App and web page records:
BEGIN
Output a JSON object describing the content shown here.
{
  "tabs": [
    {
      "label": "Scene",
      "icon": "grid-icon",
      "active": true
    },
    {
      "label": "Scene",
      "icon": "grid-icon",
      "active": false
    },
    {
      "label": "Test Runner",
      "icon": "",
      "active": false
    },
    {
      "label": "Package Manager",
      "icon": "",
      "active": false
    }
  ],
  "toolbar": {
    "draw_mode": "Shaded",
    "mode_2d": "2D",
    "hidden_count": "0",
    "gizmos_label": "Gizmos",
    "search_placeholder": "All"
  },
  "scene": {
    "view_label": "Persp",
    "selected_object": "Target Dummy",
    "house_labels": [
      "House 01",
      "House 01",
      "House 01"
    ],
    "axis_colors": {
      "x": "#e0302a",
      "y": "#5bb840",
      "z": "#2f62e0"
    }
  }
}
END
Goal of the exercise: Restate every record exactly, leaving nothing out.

Result below:
Output a JSON object describing the content shown here.
{
  "tabs": [
    {
      "label": "Scene",
      "icon": "grid-icon",
      "active": true
    },
    {
      "label": "Scene",
      "icon": "grid-icon",
      "active": false
    },
    {
      "label": "Test Runner",
      "icon": "",
      "active": false
    },
    {
      "label": "Package Manager",
      "icon": "",
      "active": false
    }
  ],
  "toolbar": {
    "draw_mode": "Shaded",
    "mode_2d": "2D",
    "hidden_count": "0",
    "gizmos_label": "Gizmos",
    "search_placeholder": "All"
  },
  "scene": {
    "view_label": "Persp",
    "selected_object": "Target Dummy",
    "house_labels": [
      "House 01",
      "House 01",
      "House 01"
    ],
    "axis_colors": {
      "x": "#e0302a",
      "y": "#5bb840",
      "z": "#2f62e0"
    }
  }
}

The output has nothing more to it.